Today, nuclear energy provides close to 10% of the world's electricity and has the potential to shift reliance on fossil fuels. But is nuclear really clean energy? Are the potential risks worth the benefit to the world?
Nuclear power offers large amounts of electricity and is not available only intermittently like some renewables. It is also one of the safest energy sources, contrary to popular belief. Surprisingly, there were no deaths attributable to exposure to radiation as a result of the Fukushima nuclear disaster. Yet, our most used energy source remains oil: a limited resource with negative impacts on the environment and one of the highest mortality rates in production.
The idea of nuclear power began in the 1930s and today researchers are opening up the possibility to create microreactors to provide low-cost electricity anywhere. But disposing of nuclear waste is difficult and dangerous, and the real threat of accidents and terrorism leads many people to argue that the negatives outweigh the positives.

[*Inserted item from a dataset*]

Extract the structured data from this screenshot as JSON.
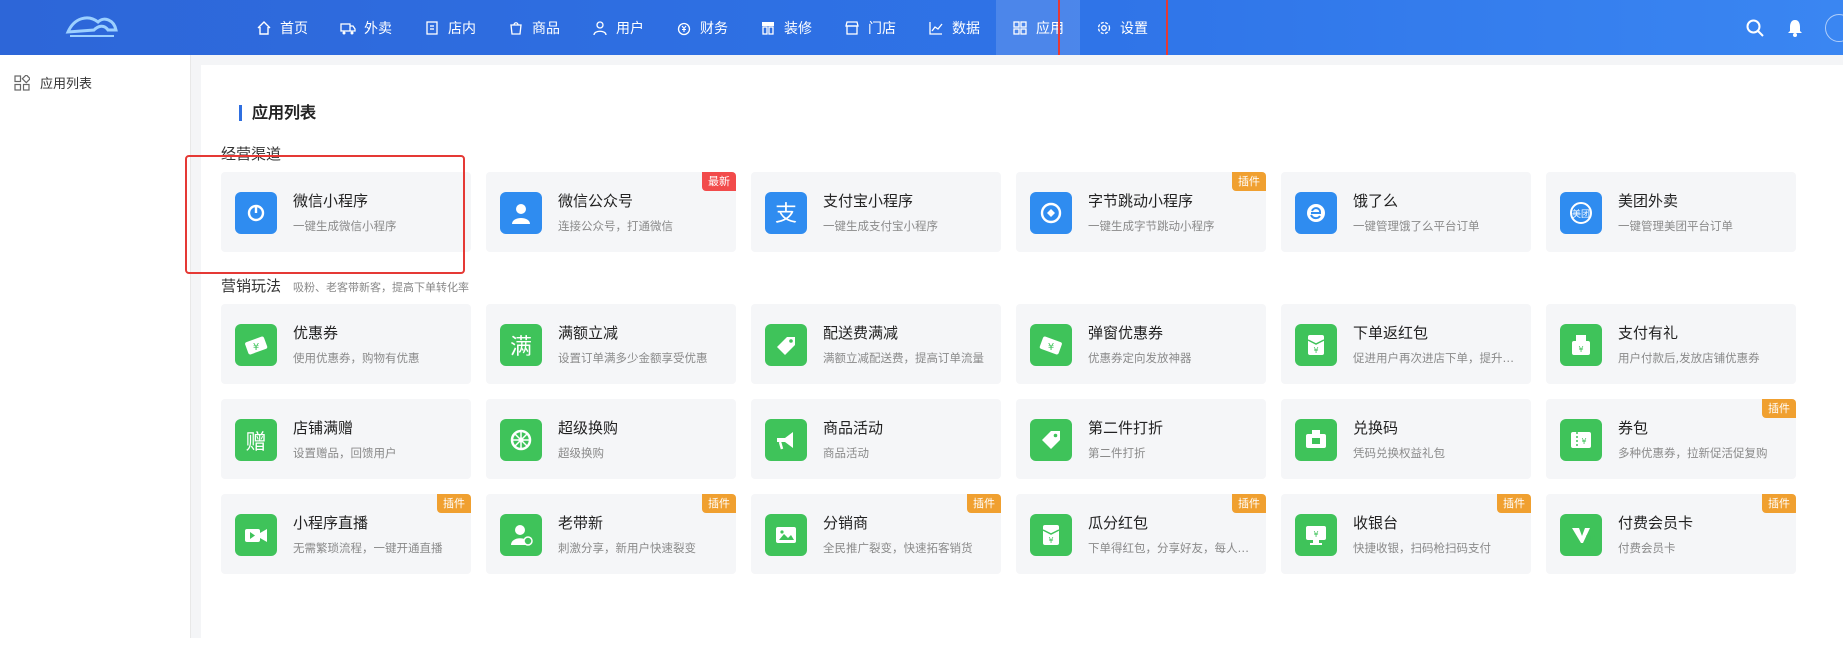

Could nuclear be the answer to powering the world?
Dr. Robert Hayes is an Associate Professor of Nuclear Engineering at North Carolina State University where he teaches Health Physics, Nuclear Waste Management and Radiological Emergency Response.